pedagogy · Philosophy of Education

Design Thinking for Teachers 2.0: designing learning experiences for the storytelling animal

In my last blog, I introduced the concept of Design Thinking. I argued, that more organisations than ever are taking a human-centric approach to evolving their existing practices and generating new ideas. I worry education is falling behind. In this blog, I want to formalise the design process by outlining a Design Thinking model. As Ruth points out, Design Thinking is… Continue reading Design Thinking for Teachers 2.0: designing learning experiences for the storytelling animal

Philosophy of Education

On the clever discourse of Mitra’s “no holes in the wall” and the DT Willingham meme

I wanted to try and thread some recent twitter debates together. I’m going to touch upon the Sugata Mitra debate. Mitra is accused of poor research. I would describe it as “discursive research”; it generates the potential for change but it is empirically weak. You could accuse Coe (EEF toolkit) and Hattie (visible learning) of the same.… Continue reading On the clever discourse of Mitra’s “no holes in the wall” and the DT Willingham meme

Ofsted · pedagogy

On Ofsted and policy: a confusion of knowledge

I previously wrote about a knowledge policy discourse in education dismissing thinking skills. At worst it conflates knowledge with thinking; at best it pays lip service to “thinking skills” and creativity. It is not necessarily surprising, policymakers and their SpAds have to stitch together a coherent policy narrative that makes sense to a wider audience… Continue reading On Ofsted and policy: a confusion of knowledge

pedagogy

On the clever but troublesome discourse of Cognitive Load Theory

I’ve previously written about clever discourse. It is a type of discourse that generates plausible ideas purportedly rooted in evidence. Such ideas seem unassailable,  common-sense facts from reputable sources; however, further scrutiny suggests otherwise. A classic example of clever discourse is the current government’s claim to have increased the number of children in good and… Continue reading On the clever but troublesome discourse of Cognitive Load Theory

pedagogy · Policy · Progressivism

Singapore and PISA: a policy warning for England

In this blog,  I consider whether Singapore has implemented Western ideas better than the West, which arguably has resulted in significantly improved PISA results.

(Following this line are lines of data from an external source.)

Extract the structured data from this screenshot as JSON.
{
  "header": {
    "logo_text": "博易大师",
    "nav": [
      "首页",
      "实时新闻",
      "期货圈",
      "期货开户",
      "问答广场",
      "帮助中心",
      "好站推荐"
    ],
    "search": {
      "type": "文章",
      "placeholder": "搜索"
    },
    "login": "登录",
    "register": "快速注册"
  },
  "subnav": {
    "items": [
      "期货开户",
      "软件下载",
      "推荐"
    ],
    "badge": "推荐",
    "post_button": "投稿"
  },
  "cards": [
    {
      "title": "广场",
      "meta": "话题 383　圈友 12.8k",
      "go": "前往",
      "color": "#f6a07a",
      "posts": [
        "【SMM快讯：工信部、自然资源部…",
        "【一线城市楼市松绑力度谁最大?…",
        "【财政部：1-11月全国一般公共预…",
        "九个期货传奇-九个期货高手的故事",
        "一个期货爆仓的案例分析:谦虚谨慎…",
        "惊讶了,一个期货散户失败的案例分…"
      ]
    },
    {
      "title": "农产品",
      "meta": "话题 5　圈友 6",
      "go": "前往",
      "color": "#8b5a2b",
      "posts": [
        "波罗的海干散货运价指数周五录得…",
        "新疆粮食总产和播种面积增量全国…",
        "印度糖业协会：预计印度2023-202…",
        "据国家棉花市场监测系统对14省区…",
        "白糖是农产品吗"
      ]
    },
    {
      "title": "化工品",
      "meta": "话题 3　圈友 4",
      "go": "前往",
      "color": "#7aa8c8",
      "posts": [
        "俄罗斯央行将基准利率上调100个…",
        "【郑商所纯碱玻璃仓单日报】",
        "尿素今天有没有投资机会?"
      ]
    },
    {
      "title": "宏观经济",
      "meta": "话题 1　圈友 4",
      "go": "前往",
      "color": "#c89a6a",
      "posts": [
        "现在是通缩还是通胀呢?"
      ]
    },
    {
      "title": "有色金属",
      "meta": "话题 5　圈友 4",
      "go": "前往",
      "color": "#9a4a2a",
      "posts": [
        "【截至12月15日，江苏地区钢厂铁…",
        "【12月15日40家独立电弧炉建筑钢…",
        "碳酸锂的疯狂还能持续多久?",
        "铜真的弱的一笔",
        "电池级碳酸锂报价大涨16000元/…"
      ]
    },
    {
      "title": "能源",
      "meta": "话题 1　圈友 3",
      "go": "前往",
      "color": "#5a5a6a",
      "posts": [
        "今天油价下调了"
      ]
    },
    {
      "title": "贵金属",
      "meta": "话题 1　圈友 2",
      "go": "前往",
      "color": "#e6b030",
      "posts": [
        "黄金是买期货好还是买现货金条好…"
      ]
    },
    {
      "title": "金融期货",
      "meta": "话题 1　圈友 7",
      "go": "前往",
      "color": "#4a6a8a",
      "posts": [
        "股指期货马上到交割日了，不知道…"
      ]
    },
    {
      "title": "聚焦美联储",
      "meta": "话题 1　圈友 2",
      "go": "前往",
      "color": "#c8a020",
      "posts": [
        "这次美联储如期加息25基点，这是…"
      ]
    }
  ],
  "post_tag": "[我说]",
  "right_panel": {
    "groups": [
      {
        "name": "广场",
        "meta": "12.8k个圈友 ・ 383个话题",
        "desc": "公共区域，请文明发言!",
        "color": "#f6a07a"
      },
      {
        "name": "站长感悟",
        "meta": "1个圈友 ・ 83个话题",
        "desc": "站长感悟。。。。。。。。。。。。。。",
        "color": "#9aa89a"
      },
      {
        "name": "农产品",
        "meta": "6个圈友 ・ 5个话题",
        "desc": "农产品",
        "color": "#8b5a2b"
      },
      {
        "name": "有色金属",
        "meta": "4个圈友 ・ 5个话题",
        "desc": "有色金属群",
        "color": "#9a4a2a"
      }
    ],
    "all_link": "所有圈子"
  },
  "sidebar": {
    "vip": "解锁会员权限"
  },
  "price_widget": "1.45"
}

Based on a tweet (see below), Greg Ashman suggested I had an unusual take on Singapore’s PISA success: (…) Katharine Birbalsingh commented on Finland’s decline in performance in the Programme for International… Continue reading Singapore and PISA: a policy warning for England

Blog · Ofsted · Philosophy of Education · Uncategorized

On education and the influence of Cognitive Psychology: can you learn 1 + 1 = 3?

In this blog, I want to consider a Twitter debate on the nature of learning. I was surprised to learn that many educationalists believe you can learn untrue truth propositions. Education has long struggled to define learning but a relativist perspective has emerged due to the increasing influence of  Cognitive Psychology. Vygotsky, Bruner, James and Dewey have been… Continue reading On education and the influence of Cognitive Psychology: can you learn 1 + 1 = 3?

pedagogy · Philosophy of Education

On extreme instructivism and the social construction of evidence

I was struck by Lorraine Hammond’s recent piece for The Conversation, favourably comparing explicit instruction with inquiry learning. Hammond describes inquiry as “based on a theory of learning called constructivism” and: (…) a type of learning where, before students are shown the essential information, they are asked to practise a task, and then discover and construct some or all of the essential… Continue reading On extreme instructivism and the social construction of evidence

Blog · pedagogy · Philosophy of Education

On curriculum objects and designing learning experiences for the early years and beyond

In our previous blog, Ruth and I discussed the use of the discovery method.  I want to revisit that blog,  and the knowledge object 1 + 1 = 2, and cast a material lens1 on the nature of curriculum knowledge. As Ruth points out, this approach is particularly relevant to the early years because of… Continue reading On curriculum objects and designing learning experiences for the early years and beyond

pedagogy · Policy · Powerful knowledge · Progressivism

On the sacred and profane of powerful knowledge

Introduction School’s minister, Nick Gibb, frequently talks about the national curriculum in terms of a canon. In ancient Greek, a canon referred to a measuring rod, which could offer a symbolic description of the current education system.  The canon of the medieval education system was the gospels; the trivium introduced the medieval elite to the word of… Continue reading On the sacred and profane of powerful knowledge

pedagogy

On episodic and semantic memory: a caution against a prosaic curriculum

I thought it might be it might be useful to share the following four research papers on episodic and semantic memory: 1. Interaction between episodic and semantic memory networks in the acquisition and consolidation of novel spoken words, 2. How do episodic and semantic memory contribute to episodic foresight in young children? 3. Hippocampal Activation during Episodic and… Continue reading On episodic and semantic memory: a caution against a prosaic curriculum